- Exercise details
Copy every line that contains the string "caption" from the entries below.

- Material supplied
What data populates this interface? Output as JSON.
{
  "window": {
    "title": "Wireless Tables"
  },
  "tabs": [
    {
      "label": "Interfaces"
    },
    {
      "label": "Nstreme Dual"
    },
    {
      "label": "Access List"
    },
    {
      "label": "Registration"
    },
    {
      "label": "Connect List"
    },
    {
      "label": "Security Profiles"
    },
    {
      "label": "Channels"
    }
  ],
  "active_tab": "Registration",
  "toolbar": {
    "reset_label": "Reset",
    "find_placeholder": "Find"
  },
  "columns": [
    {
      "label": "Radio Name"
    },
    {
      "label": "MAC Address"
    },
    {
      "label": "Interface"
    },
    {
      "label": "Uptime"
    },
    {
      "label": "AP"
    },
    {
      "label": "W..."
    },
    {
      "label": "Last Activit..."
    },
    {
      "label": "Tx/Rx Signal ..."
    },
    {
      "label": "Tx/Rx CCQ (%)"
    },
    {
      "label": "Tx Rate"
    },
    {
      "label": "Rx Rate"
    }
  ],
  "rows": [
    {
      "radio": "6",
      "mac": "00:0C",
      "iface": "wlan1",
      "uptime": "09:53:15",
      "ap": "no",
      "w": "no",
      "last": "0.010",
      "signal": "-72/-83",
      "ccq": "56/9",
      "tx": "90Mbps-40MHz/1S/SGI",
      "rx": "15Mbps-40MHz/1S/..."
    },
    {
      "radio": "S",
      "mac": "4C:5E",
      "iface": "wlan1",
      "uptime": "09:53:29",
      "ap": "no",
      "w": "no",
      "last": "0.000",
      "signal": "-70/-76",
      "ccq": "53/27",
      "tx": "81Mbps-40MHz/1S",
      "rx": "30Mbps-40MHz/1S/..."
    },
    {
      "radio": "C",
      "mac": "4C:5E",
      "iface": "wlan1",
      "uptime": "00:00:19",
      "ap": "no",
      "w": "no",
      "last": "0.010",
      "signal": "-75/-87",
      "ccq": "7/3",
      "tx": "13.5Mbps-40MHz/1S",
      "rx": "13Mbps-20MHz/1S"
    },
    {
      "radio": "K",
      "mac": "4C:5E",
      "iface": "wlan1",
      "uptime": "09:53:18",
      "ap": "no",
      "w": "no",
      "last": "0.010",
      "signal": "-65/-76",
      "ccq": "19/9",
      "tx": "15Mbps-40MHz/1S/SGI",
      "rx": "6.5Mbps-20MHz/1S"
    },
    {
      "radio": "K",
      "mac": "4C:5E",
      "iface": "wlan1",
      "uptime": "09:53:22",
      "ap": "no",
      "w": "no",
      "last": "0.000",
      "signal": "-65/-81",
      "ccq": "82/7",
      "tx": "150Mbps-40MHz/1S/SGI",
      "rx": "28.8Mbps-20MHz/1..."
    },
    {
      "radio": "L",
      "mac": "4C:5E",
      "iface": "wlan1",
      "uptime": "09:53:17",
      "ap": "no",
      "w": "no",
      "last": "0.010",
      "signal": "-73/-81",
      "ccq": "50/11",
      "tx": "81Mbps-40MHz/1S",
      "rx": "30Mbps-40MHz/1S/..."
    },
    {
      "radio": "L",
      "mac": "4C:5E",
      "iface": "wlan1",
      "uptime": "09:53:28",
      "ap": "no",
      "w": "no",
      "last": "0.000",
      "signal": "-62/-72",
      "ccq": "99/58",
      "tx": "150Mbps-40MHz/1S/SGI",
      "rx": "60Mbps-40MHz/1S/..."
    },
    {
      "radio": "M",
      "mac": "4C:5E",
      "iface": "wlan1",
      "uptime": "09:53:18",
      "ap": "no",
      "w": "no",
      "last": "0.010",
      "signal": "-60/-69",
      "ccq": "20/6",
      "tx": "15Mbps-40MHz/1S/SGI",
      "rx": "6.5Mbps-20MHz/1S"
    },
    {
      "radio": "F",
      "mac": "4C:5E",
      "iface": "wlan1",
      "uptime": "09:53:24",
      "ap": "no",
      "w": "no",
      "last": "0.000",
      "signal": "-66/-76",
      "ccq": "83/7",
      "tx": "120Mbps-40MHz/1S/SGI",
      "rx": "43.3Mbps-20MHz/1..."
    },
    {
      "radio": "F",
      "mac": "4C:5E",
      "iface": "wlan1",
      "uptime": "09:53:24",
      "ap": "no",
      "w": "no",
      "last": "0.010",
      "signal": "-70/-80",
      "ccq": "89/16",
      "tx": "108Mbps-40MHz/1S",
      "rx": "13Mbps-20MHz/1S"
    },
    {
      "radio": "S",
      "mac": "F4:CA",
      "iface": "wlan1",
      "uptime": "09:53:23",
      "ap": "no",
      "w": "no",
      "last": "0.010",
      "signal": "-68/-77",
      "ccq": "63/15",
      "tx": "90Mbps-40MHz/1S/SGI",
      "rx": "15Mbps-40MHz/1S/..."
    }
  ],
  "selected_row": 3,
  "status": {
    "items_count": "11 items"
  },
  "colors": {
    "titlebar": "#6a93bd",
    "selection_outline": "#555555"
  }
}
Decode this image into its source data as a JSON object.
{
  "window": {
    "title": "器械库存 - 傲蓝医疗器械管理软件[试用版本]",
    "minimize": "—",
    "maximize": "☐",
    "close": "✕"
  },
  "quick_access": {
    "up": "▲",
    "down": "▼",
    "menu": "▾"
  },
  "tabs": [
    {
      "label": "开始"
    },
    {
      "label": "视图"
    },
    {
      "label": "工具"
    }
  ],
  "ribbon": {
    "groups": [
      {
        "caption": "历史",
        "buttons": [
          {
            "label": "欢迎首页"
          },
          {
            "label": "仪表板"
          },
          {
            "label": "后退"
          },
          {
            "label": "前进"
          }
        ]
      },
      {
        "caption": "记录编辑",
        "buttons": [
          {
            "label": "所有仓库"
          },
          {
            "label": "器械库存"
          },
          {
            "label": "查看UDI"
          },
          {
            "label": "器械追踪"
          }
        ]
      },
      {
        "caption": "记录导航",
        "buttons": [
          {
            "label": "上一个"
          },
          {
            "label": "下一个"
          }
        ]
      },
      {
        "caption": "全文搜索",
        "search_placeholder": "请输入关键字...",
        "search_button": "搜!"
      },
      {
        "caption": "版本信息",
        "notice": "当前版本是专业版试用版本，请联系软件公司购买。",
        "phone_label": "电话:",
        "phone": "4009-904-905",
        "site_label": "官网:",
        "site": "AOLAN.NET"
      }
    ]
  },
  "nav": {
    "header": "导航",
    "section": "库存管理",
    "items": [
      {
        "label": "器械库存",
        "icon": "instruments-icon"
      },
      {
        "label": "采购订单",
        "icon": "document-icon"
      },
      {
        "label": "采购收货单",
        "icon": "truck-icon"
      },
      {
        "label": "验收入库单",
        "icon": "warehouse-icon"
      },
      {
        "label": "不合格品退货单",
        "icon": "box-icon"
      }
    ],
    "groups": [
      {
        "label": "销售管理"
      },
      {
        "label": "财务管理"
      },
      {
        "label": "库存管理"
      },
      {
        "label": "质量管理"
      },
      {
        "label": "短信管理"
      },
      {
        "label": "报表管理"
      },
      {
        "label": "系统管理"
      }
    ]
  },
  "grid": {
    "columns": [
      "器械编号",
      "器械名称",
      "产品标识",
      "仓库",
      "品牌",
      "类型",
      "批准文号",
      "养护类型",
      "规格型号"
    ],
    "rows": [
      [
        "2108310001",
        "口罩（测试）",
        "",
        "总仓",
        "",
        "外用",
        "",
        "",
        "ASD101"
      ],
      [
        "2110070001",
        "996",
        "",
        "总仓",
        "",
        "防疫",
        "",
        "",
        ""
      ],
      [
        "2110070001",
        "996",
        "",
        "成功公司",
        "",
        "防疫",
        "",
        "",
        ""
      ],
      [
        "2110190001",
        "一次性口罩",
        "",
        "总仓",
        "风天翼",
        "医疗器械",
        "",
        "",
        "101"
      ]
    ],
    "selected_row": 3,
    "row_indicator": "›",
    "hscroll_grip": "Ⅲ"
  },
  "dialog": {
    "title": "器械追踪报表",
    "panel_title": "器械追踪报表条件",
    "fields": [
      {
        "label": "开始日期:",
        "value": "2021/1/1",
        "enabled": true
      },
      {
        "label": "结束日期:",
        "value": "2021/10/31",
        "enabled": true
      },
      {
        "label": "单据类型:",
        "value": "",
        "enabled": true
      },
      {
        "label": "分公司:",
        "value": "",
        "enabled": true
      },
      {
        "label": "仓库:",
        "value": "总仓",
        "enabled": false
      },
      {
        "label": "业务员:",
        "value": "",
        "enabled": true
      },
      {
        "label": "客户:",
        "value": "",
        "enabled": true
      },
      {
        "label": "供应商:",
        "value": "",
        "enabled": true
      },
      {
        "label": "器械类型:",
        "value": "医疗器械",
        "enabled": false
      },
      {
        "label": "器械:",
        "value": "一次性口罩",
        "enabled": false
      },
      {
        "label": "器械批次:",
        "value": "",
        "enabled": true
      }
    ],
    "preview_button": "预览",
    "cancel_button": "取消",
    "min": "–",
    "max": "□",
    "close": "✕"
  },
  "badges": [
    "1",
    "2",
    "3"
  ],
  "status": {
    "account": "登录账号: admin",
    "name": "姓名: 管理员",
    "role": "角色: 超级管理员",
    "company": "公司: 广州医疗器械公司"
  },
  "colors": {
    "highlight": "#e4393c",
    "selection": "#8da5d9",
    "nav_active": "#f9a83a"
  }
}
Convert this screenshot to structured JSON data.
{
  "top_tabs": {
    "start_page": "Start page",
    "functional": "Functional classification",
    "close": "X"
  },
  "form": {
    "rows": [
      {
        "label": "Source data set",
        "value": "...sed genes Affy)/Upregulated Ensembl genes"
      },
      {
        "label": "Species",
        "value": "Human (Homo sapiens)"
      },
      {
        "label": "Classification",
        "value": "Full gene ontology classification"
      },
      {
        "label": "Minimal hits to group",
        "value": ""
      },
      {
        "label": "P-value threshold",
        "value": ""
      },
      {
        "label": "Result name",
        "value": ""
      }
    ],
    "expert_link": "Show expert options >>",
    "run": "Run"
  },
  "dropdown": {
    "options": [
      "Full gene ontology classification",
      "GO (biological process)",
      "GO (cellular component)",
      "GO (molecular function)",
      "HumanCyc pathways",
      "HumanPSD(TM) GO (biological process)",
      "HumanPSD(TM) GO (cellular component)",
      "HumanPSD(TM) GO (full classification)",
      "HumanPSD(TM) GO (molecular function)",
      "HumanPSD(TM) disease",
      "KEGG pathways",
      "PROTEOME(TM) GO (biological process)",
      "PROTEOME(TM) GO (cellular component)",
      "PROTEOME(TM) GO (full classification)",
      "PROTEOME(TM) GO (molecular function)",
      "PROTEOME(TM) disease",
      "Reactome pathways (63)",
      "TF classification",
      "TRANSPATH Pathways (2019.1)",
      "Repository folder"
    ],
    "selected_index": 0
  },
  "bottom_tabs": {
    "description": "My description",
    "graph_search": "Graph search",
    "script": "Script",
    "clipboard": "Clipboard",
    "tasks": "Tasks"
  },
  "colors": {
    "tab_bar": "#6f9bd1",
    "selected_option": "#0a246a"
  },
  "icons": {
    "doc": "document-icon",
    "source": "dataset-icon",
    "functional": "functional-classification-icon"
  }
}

- Task answer
        "caption": "历史",
        "caption": "记录编辑",
        "caption": "记录导航",
        "caption": "全文搜索",
        "caption": "版本信息",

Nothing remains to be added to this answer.